a resistance film on the outer surface of said core,

a helical groove being cut in said film to divide said film into a continuous ribbon comprised of a plurality of convolutions,

the lateral width of the convolutions near the center of said core being wider than the convolutions adjacent the end of said core,

the ends of said groove departing from a helical pattern and terminating in an arcuate shape and extending substantially horizontally and longitudinally towards the respective ends of said core.

9. In a resistor device,

an elongated core of non-electro-conducting material having opposite ends,

a resistance film on the outer surface of said core,

a helical groove having two end portions being cut in said film and having a plurality of convolutions therein extending around said core, with at least one end portion of said groove terminating adjacent one end of said core, said convolutions of said groove dwelling in planes substantially perpendicular to the longitudinal axis of said core,

said one end portion of said groove departing from a helical pattern and terminating in an arcuate shape to extend in a direction towards the adjacent end of said core and to extend in a direction substantially perpendicular to the plane of the adjacent convolution from which said groov departed.

References Cited by the Examiner UNITED STATES PATENTS 1,881,444 10/1932 Flanzer 338-300 X 2,557,983 6/1951 Linder 338-2l7 2,838,639 6/1958 Planer et al 338300 X RICHARD M. WOOD, Primary Examiner. V. Y. MAYEWSKY, Assistant Examiner.

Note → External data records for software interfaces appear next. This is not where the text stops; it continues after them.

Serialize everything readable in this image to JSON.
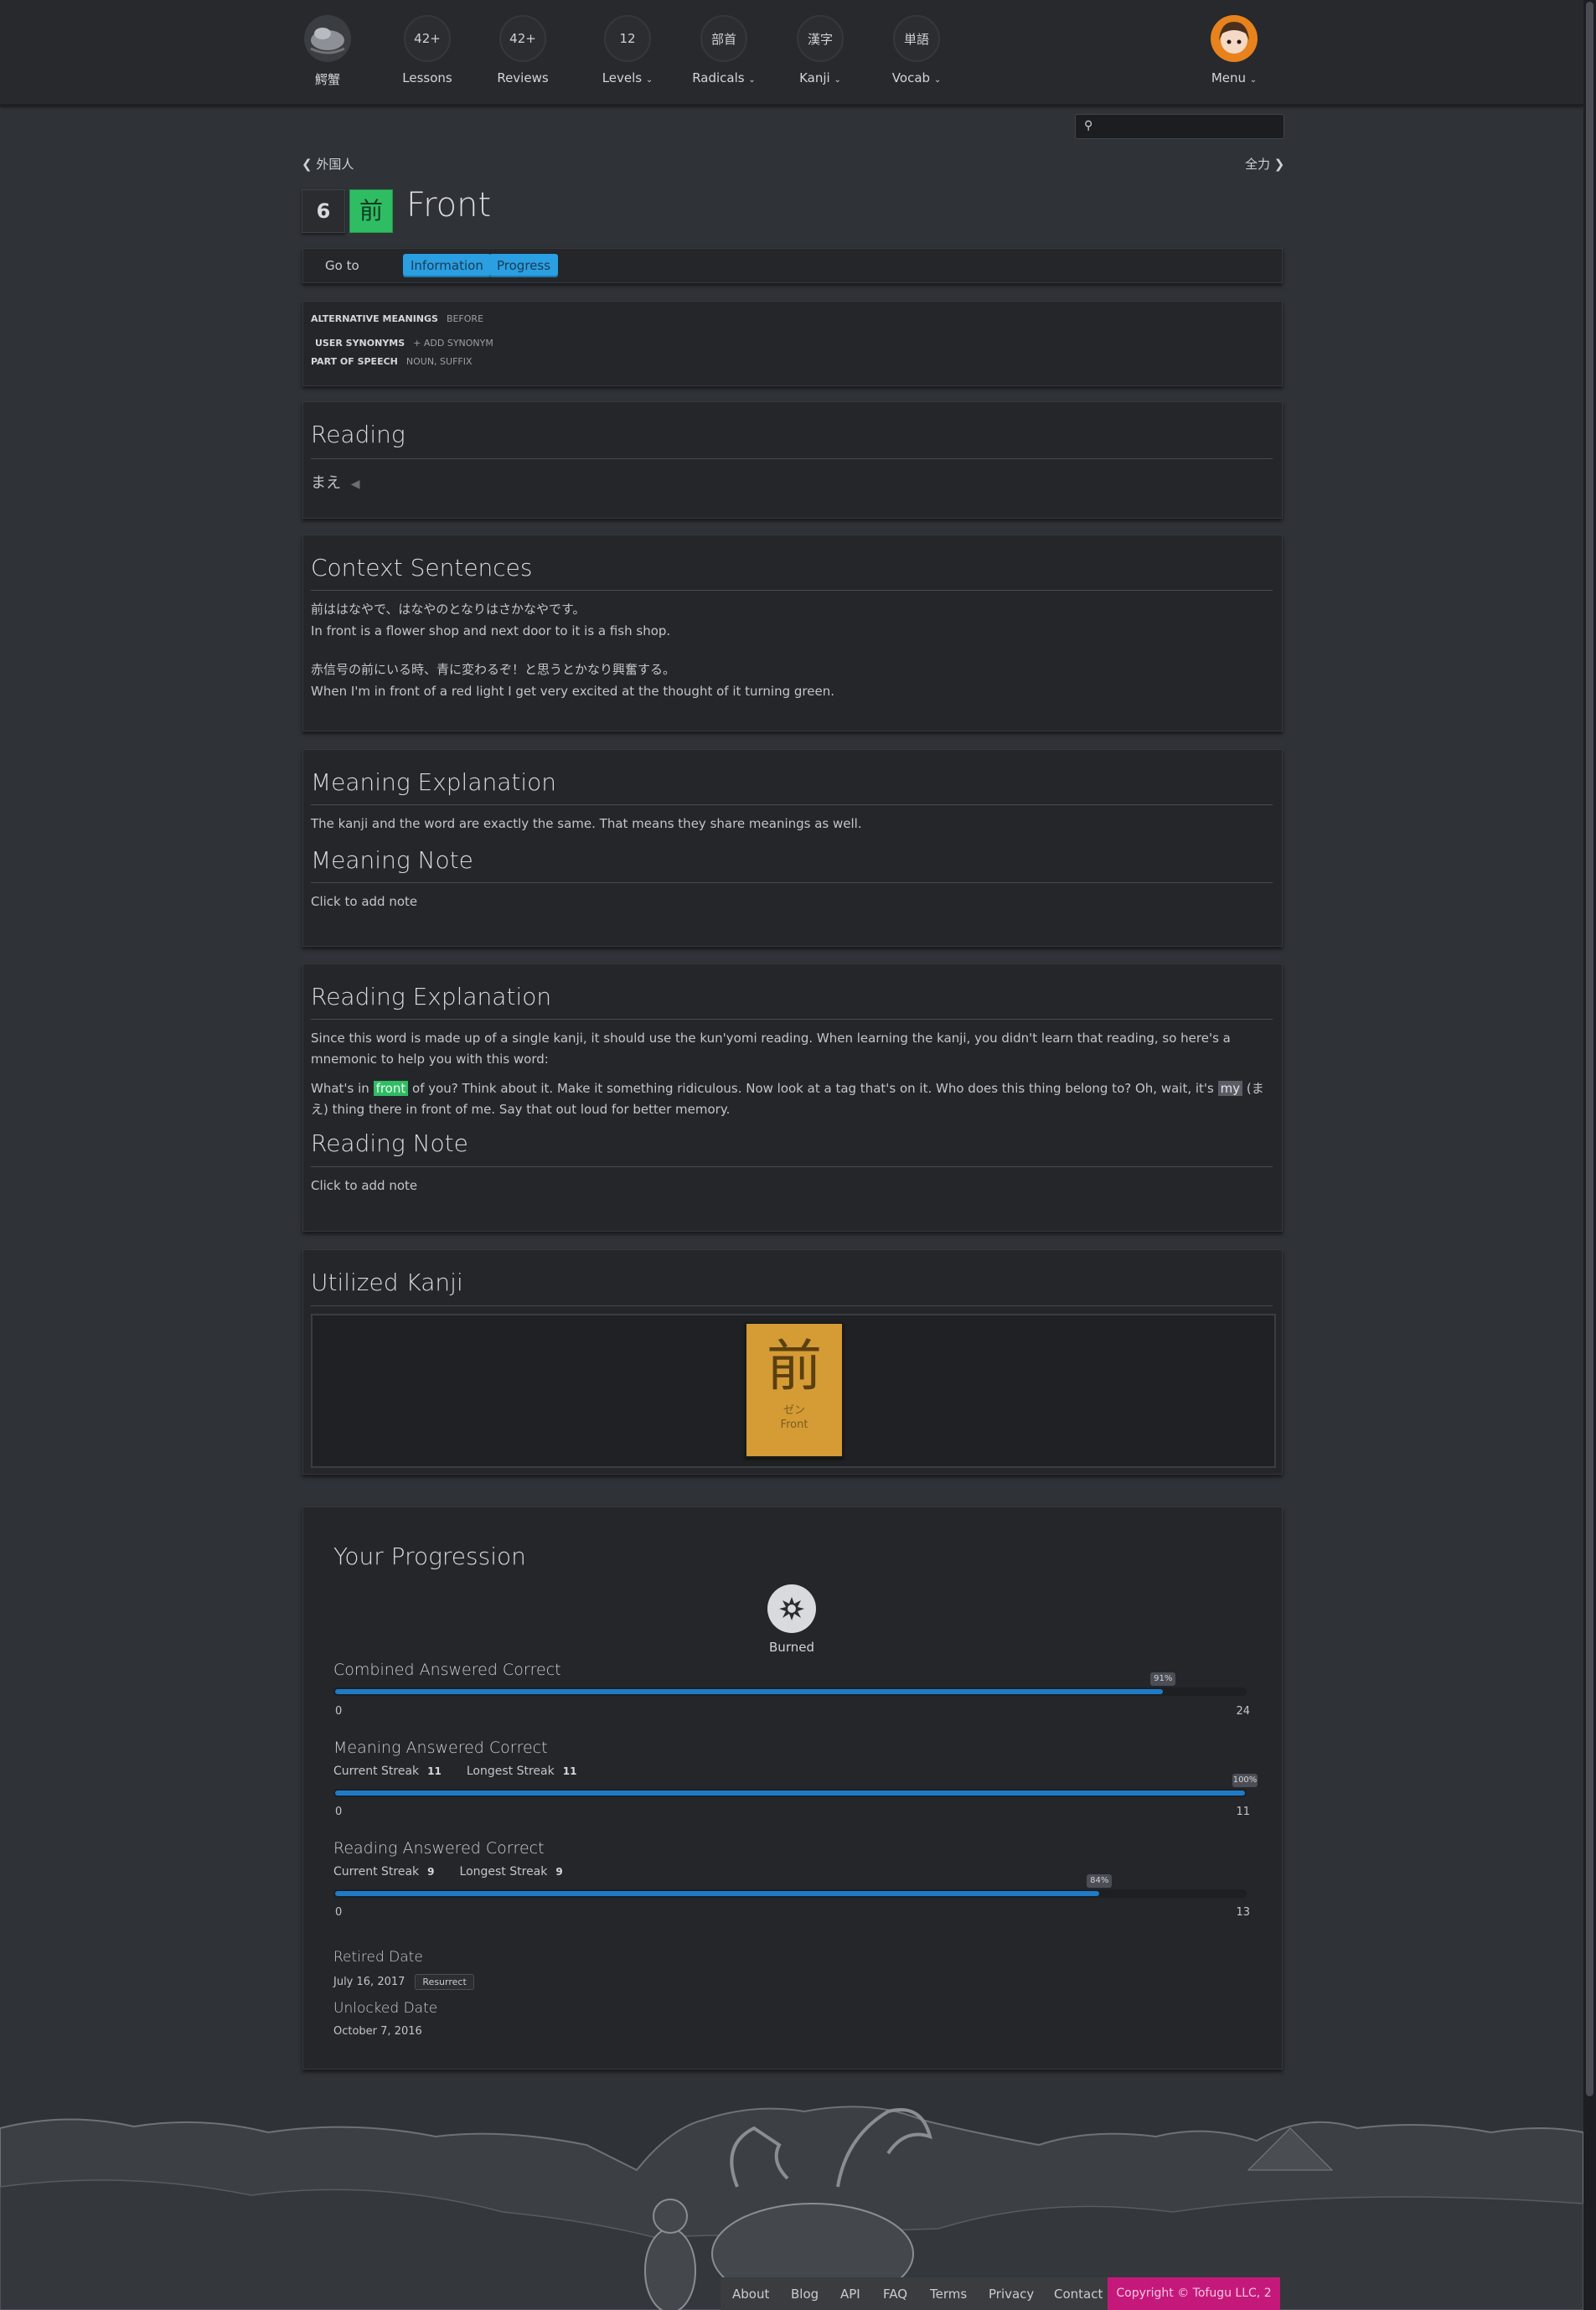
{
  "nav": {
    "logo_label": "鰐蟹",
    "lessons": {
      "count": "42+",
      "label": "Lessons"
    },
    "reviews": {
      "count": "42+",
      "label": "Reviews"
    },
    "levels": {
      "count": "12",
      "label": "Levels"
    },
    "radicals": {
      "glyph": "部首",
      "label": "Radicals"
    },
    "kanji": {
      "glyph": "漢字",
      "label": "Kanji"
    },
    "vocab": {
      "glyph": "単語",
      "label": "Vocab"
    },
    "menu_label": "Menu"
  },
  "search": {
    "placeholder": ""
  },
  "pager": {
    "prev": "外国人",
    "next": "全力"
  },
  "header": {
    "level": "6",
    "kanji": "前",
    "title": "Front"
  },
  "tabs": {
    "goto": "Go to",
    "information": "Information",
    "progress": "Progress"
  },
  "meta": {
    "alt_label": "ALTERNATIVE MEANINGS",
    "alt_value": "BEFORE",
    "syn_label": "USER SYNONYMS",
    "syn_value": "+ ADD SYNONYM",
    "pos_label": "PART OF SPEECH",
    "pos_value": "NOUN, SUFFIX"
  },
  "reading": {
    "title": "Reading",
    "value": "まえ"
  },
  "context": {
    "title": "Context Sentences",
    "s1_ja": "前ははなやで、はなやのとなりはさかなやです。",
    "s1_en": "In front is a flower shop and next door to it is a fish shop.",
    "s2_ja": "赤信号の前にいる時、青に変わるぞ！と思うとかなり興奮する。",
    "s2_en": "When I'm in front of a red light I get very excited at the thought of it turning green."
  },
  "meaning": {
    "title": "Meaning Explanation",
    "text": "The kanji and the word are exactly the same. That means they share meanings as well.",
    "note_title": "Meaning Note",
    "note_text": "Click to add note"
  },
  "reading_expl": {
    "title": "Reading Explanation",
    "p1": "Since this word is made up of a single kanji, it should use the kun'yomi reading. When learning the kanji, you didn't learn that reading, so here's a mnemonic to help you with this word:",
    "p2_a": "What's in ",
    "p2_hl1": "front",
    "p2_b": " of you? Think about it. Make it something ridiculous. Now look at a tag that's on it. Who does this thing belong to? Oh, wait, it's ",
    "p2_hl2": "my",
    "p2_c": " (まえ) thing there in front of me. Say that out loud for better memory.",
    "note_title": "Reading Note",
    "note_text": "Click to add note"
  },
  "utilized": {
    "title": "Utilized Kanji",
    "card_kanji": "前",
    "card_reading": "ゼン",
    "card_meaning": "Front"
  },
  "progression": {
    "title": "Your Progression",
    "srs_label": "Burned",
    "combined": {
      "label": "Combined Answered Correct",
      "percent": 91,
      "tip": "91%",
      "min": "0",
      "max": "24"
    },
    "meaning": {
      "label": "Meaning Answered Correct",
      "current_label": "Current Streak",
      "current": "11",
      "longest_label": "Longest Streak",
      "longest": "11",
      "percent": 100,
      "tip": "100%",
      "min": "0",
      "max": "11"
    },
    "reading": {
      "label": "Reading Answered Correct",
      "current_label": "Current Streak",
      "current": "9",
      "longest_label": "Longest Streak",
      "longest": "9",
      "percent": 84,
      "tip": "84%",
      "min": "0",
      "max": "13"
    },
    "retired_title": "Retired Date",
    "retired_date": "July 16, 2017",
    "resurrect": "Resurrect",
    "unlocked_title": "Unlocked Date",
    "unlocked_date": "October 7, 2016"
  },
  "footer": {
    "about": "About",
    "blog": "Blog",
    "api": "API",
    "faq": "FAQ",
    "terms": "Terms",
    "privacy": "Privacy",
    "contact": "Contact",
    "copyright": "Copyright © Tofugu LLC, 2"
  }
}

Patent Citations
Cited PatentFiling datePublication dateApplicantTitle
US1881444 *Jul 5, 1928Oct 11, 1932Technidyne CorpManufacture of resistance units
US2557983 *Mar 22, 1949Jun 26, 1951Pittsburgh Plate Glass CoTransparent electroconductive article
US2838639 *Feb 10, 1954Jun 10, 1958Sprague Electric CoFilm resistor spirallising
Referenced by
Citing PatentFiling datePublication dateApplicantTitle
US3524967 *Jun 14, 1968Aug 18, 1970Gen ElectricStrip bonded roll heater
US3534472 *May 16, 1968Oct 20, 1970Philips CorpMethod of making an electrical resistor
US3735318 *Nov 4, 1971May 22, 1973Mallory & Co Inc P RFusing resistor
US3883719 *May 10, 1974May 13, 1975Gen ElectricGlass-ceramic cooktop with film heaters
US3912908 *Nov 12, 1974Oct 14, 1975Us EnergyElectric cartridge-type heater for producing a given non-uniform axial power distribution
US4497975 *Nov 12, 1982Feb 5, 1985G & W Electric CompanyResistor and capacitor graded termination
US4670734 *Nov 14, 1984Jun 2, 1987Caddock Richard EMethod of making a compact, high-voltage, noninductive, film-type resistor
US4754124 *Mar 2, 1987Jun 28, 1988United Kingdom Atomic Energy AuthorityResistance heaters
US4803698 *Sep 17, 1985Feb 7, 1989B.H.F. (Engineering) LimitedElectrically heated forehearth
US4955129 *Jul 24, 1989Sep 11, 1990Ford Aerospace CorporationMethod of making an integral heater for composite structure
USRE30158 *Oct 9, 1974Nov 20, 1979P. R. Mallory & Co. Inc.Fusing resistor
Classifications
U.S. Classification338/218, 338/303, 338/300, 29/620, 338/308
International ClassificationH01C7/22
Cooperative ClassificationH01C7/22
European ClassificationH01C7/22
Legal Events
DateCodeEventDescription
Feb 13, 1986ASAssignment
Owner name: MANUFACTURERS BANK OF DETROIT, A NATIONAL BANKING
Owner name: NATIONAL ASSOCIATION, BANK HAPOALIM, B.M. AND BAN
Free format text: SECURITY INTEREST;ASSIGNOR:DALE ELECTRONICS, INC., A CORP. OF DE.;REEL/FRAME:004510/0078
Effective date: 19851031